◆ WHAT YOU WILL DO
Where a line holds the word "Ausrichtung", copy it from the records.

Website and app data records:
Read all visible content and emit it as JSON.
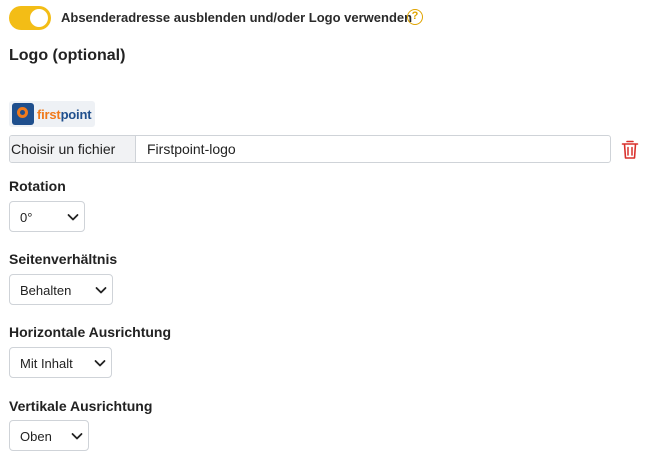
{
  "toggle": {
    "label": "Absenderadresse ausblenden und/oder Logo verwenden",
    "state": "on"
  },
  "help_icon": {
    "glyph": "?"
  },
  "logo_section": {
    "title": "Logo (optional)",
    "logo_text_first": "first",
    "logo_text_point": "point",
    "file_button_label": "Choisir un fichier",
    "file_name": "Firstpoint-logo"
  },
  "fields": {
    "rotation": {
      "label": "Rotation",
      "value": "0°"
    },
    "aspect": {
      "label": "Seitenverhältnis",
      "value": "Behalten"
    },
    "horizontal": {
      "label": "Horizontale Ausrichtung",
      "value": "Mit Inhalt"
    },
    "vertical": {
      "label": "Vertikale Ausrichtung",
      "value": "Oben"
    }
  },
  "colors": {
    "accent": "#f3bd16",
    "danger": "#d9302c",
    "logo_orange": "#f07a1c",
    "logo_blue": "#1f4f8d"
  }
}
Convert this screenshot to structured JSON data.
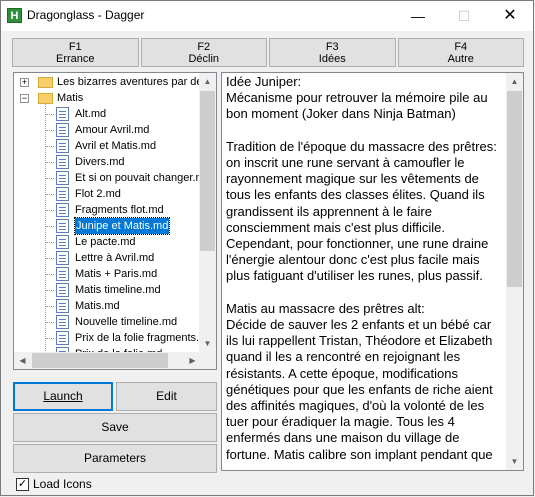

◆ ANSWER SECTION
      "label": "Horizontale Ausrichtung",
      "label": "Vertikale Ausrichtung",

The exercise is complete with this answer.